## WHAT THE TASK ASKS
Set down the full listing exactly, character for character.

_____

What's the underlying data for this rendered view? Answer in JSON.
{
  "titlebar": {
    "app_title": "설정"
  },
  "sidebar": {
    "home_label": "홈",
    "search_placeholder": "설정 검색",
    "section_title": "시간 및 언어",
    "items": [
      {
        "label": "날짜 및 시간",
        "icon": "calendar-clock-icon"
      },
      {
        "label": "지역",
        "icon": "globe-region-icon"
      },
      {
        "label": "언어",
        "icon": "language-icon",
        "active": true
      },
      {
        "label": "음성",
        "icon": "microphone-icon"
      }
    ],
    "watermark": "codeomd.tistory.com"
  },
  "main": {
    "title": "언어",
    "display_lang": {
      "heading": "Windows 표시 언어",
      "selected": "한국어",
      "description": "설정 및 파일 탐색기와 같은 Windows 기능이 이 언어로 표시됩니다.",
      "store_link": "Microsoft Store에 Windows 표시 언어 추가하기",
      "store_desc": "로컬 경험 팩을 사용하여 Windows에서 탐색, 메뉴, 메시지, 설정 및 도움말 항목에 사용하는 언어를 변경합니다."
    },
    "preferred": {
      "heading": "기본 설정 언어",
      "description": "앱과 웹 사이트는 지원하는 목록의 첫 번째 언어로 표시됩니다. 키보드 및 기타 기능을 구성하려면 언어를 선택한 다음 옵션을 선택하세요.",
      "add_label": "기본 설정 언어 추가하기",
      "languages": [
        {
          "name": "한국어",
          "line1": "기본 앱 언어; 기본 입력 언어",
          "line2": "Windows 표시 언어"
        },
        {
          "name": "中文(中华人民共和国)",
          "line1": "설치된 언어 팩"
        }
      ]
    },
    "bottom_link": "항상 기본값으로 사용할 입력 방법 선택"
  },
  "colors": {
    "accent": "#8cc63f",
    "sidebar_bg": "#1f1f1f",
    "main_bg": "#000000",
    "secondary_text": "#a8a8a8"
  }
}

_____

## EXERCISE SOLUTION
What's the underlying data for this rendered view? Answer in JSON.
{
  "titlebar": {
    "app_title": "설정"
  },
  "sidebar": {
    "home_label": "홈",
    "search_placeholder": "설정 검색",
    "section_title": "시간 및 언어",
    "items": [
      {
        "label": "날짜 및 시간",
        "icon": "calendar-clock-icon"
      },
      {
        "label": "지역",
        "icon": "globe-region-icon"
      },
      {
        "label": "언어",
        "icon": "language-icon",
        "active": true
      },
      {
        "label": "음성",
        "icon": "microphone-icon"
      }
    ],
    "watermark": "codeomd.tistory.com"
  },
  "main": {
    "title": "언어",
    "display_lang": {
      "heading": "Windows 표시 언어",
      "selected": "한국어",
      "description": "설정 및 파일 탐색기와 같은 Windows 기능이 이 언어로 표시됩니다.",
      "store_link": "Microsoft Store에 Windows 표시 언어 추가하기",
      "store_desc": "로컬 경험 팩을 사용하여 Windows에서 탐색, 메뉴, 메시지, 설정 및 도움말 항목에 사용하는 언어를 변경합니다."
    },
    "preferred": {
      "heading": "기본 설정 언어",
      "description": "앱과 웹 사이트는 지원하는 목록의 첫 번째 언어로 표시됩니다. 키보드 및 기타 기능을 구성하려면 언어를 선택한 다음 옵션을 선택하세요.",
      "add_label": "기본 설정 언어 추가하기",
      "languages": [
        {
          "name": "한국어",
          "line1": "기본 앱 언어; 기본 입력 언어",
          "line2": "Windows 표시 언어"
        },
        {
          "name": "中文(中华人民共和国)",
          "line1": "설치된 언어 팩"
        }
      ]
    },
    "bottom_link": "항상 기본값으로 사용할 입력 방법 선택"
  },
  "colors": {
    "accent": "#8cc63f",
    "sidebar_bg": "#1f1f1f",
    "main_bg": "#000000",
    "secondary_text": "#a8a8a8"
  }
}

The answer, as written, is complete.